On appeal by the debtors the Circuit Court of Appeals affirmed the decree,*fn5 holding that the District Court's action was justified by our decision in Wright v. Vinton Branch Bank, 300 U.S. 440.
We are of opinion that the action of the District Court in permitting the creditor to proceed to a sale for the enforcement of its liens at this stage of the proceeding was contrary to the provisions of § 75(s). That this is so is made plain by our decisions in Wright v. Vinton Branch Bank, supra, and John Hancock Ins. Co. v. Bartels, 308 U.S. 180. As was said in the latter case (p. 187):
"The scheme of the statute is designed to provide an orderly procedure so as to give whatever relief may properly be afforded to the distressed farmer-debtor, while protecting the interests of his creditors by assuring the fair application of whatever property the debtor has to
[ 310 U.S. Page 317]
the payment of their claims, the priorities and liens of secured creditors being preserved."
That orderly procedure includes an application by the debtor, such as was made in the present case, for an appraisal of the property, an order that the debtor remain in possession upon terms fair and equitable to him and to secured creditors, and the entry of a stay which will assure him of his possession for three years from the date of the order, upon the conditions mentioned in the Act. As a prerequisite to an intelligent determination of the terms under which the debtor is to remain in possession, the statute requires that the court and the parties shall be informed of the fair value of the property. As pointed out in the Wright case, supra, the secured creditors' rights are protected to the extent of the value of the property. The court may order rent to be paid by the debtor, may order him to make payments on account of principal, and, in its continuing control over the property, may enter any other orders for the protection of the debtor and secured creditors which the situation requires. Failure of the debtor to comply with any such orders may eventuate in a sale.

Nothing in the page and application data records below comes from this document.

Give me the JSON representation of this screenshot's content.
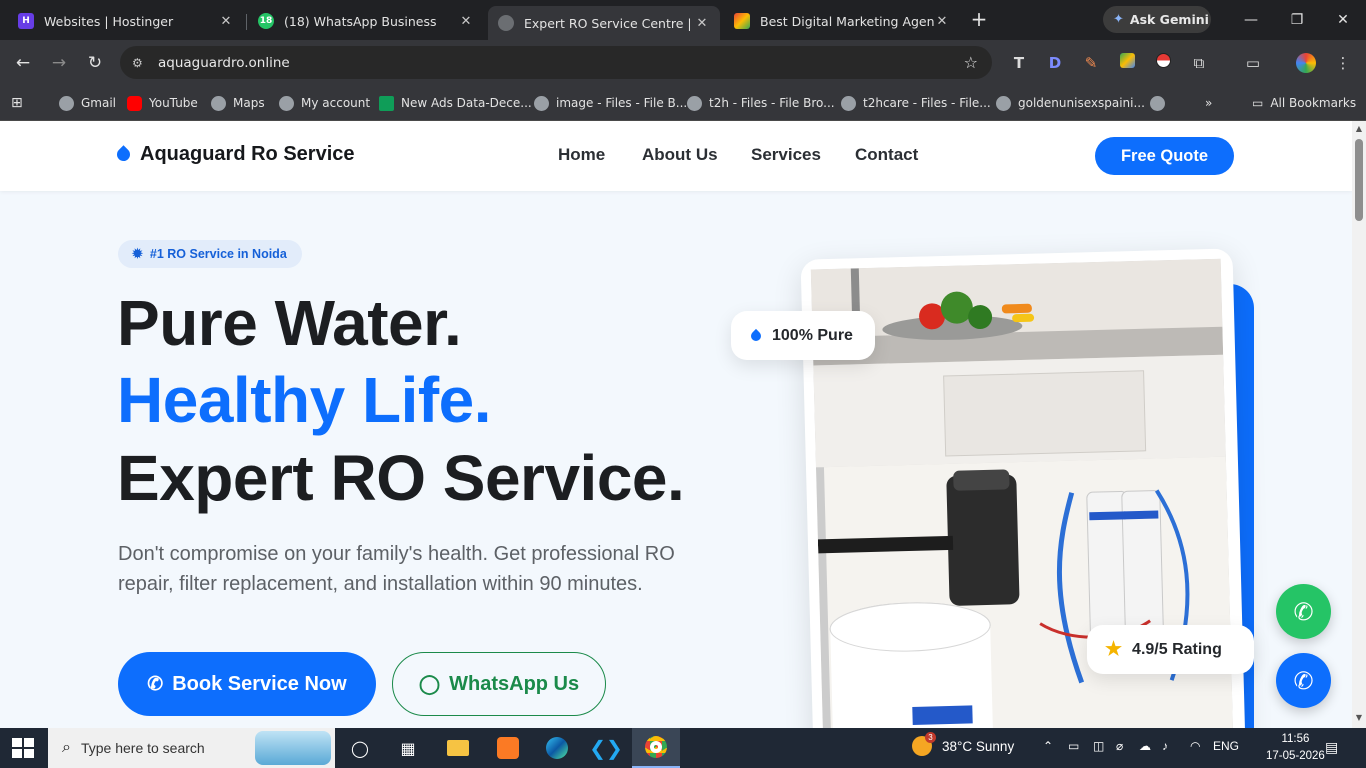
{
  "browser": {
    "tabs": [
      {
        "title": "Websites | Hostinger",
        "favicon": "hostinger-icon",
        "active": false
      },
      {
        "title": "(18) WhatsApp Business",
        "favicon": "whatsapp-icon",
        "badge": "18",
        "active": false
      },
      {
        "title": "Expert RO Service Centre | Aqua",
        "favicon": "globe-icon",
        "active": true
      },
      {
        "title": "Best Digital Marketing Agency",
        "favicon": "agency-icon",
        "active": false
      }
    ],
    "ask_gemini": "Ask Gemini",
    "url": "aquaguardro.online",
    "bookmarks": [
      {
        "label": "Gmail"
      },
      {
        "label": "YouTube"
      },
      {
        "label": "Maps"
      },
      {
        "label": "My account"
      },
      {
        "label": "New Ads Data-Dece..."
      },
      {
        "label": "image - Files - File B..."
      },
      {
        "label": "t2h - Files - File Bro..."
      },
      {
        "label": "t2hcare - Files - File..."
      },
      {
        "label": "goldenunisexspaini..."
      }
    ],
    "all_bookmarks": "All Bookmarks"
  },
  "site": {
    "logo": "Aquaguard Ro Service",
    "nav": [
      "Home",
      "About Us",
      "Services",
      "Contact"
    ],
    "quote_button": "Free Quote",
    "badge": "#1 RO Service in Noida",
    "headline": [
      "Pure Water.",
      "Healthy Life.",
      "Expert RO Service."
    ],
    "lede": "Don't compromise on your family's health. Get professional RO repair, filter replacement, and installation within 90 minutes.",
    "cta_primary": "Book Service Now",
    "cta_secondary": "WhatsApp Us",
    "chip_pure": "100% Pure",
    "chip_rating": "4.9/5 Rating",
    "accent": "#0d6efd",
    "whatsapp_color": "#25c466"
  },
  "taskbar": {
    "search_placeholder": "Type here to search",
    "weather": "38°C  Sunny",
    "weather_badge": "3",
    "lang": "ENG",
    "time": "11:56",
    "date": "17-05-2026"
  }
}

Instead of prosecuting the cause before the Conciliation Commissioner pursuant to the debtors' petition, the bank resorted to a procedure not contemplated by the statute, evidently on the theory that it could obtain some advantage by that course. By written stipulations the bank consented to the retention of possession by the debtors and arranged that they should cooperate in the cultivation of the farm, proceeds of the crops being used for further cultivation and conservation of the real estate, for payment of taxes, and for payments to the debtors. For more than thirty-one months after the petition for appraisal was filed no action was taken. An appraisal was thereafter made. No stay order has been

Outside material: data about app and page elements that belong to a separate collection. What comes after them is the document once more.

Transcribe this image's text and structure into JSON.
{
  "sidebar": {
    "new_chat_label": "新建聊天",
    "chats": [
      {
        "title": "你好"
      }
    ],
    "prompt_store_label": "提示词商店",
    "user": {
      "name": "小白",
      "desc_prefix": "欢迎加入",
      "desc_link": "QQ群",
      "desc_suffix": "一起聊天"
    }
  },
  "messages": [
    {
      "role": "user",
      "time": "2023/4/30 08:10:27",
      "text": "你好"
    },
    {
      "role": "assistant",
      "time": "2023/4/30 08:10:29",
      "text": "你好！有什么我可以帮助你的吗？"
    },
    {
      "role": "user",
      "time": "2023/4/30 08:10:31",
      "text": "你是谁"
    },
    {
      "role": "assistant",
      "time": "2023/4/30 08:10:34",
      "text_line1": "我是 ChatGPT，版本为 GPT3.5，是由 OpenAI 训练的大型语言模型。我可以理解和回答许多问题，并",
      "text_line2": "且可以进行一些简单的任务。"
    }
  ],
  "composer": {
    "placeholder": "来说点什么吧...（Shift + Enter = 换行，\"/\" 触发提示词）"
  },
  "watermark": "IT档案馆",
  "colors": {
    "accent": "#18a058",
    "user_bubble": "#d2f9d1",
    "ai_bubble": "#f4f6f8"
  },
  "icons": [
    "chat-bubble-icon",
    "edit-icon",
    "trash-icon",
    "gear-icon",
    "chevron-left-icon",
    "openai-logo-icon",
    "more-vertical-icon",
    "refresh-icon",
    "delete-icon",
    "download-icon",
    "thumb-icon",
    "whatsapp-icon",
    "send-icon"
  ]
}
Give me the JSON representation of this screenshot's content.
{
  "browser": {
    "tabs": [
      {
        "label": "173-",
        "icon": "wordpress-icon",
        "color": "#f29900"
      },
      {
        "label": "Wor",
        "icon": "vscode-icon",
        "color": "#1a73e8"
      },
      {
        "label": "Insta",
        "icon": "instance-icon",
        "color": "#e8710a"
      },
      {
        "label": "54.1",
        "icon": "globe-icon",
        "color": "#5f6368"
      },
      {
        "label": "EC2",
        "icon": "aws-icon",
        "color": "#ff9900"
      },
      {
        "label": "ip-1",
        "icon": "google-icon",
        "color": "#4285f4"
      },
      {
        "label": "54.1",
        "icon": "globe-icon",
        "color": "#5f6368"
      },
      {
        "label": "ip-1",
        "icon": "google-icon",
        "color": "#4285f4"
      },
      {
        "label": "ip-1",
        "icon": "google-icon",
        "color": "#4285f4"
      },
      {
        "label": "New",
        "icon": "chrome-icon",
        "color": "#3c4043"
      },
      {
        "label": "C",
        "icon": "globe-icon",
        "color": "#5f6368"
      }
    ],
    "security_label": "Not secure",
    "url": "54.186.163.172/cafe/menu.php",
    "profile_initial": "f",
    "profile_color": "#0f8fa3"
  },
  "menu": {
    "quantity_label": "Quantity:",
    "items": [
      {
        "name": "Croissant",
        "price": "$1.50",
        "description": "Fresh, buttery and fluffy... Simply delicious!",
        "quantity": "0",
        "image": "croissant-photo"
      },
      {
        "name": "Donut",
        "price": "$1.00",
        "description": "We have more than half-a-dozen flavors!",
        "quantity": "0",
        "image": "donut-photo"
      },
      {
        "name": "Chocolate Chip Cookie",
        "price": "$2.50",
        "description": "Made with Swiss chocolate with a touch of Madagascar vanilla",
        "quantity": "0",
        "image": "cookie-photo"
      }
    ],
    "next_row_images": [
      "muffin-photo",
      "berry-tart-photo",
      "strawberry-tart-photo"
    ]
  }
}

[ 310 U.S. Page 318]
entered fixing terms on which the debtors are to remain in possession. The petitioners were entitled to compliance with the procedure required by the statute. The bank, at any time, could have obtained action by the Conciliation Commissioner and the court, in accordance with the statute. It cannot now maintain that the disorderly and unauthorized procedure followed by the parties is the equivalent of that prescribed by the statute and that, as the petitioners have not been able to rehabilitate themselves, it is entitled to enforce its liens.
The judgment is reversed and the cause is remanded for further proceedings in conformity with this opinion.
107 F.2d 96, reversed.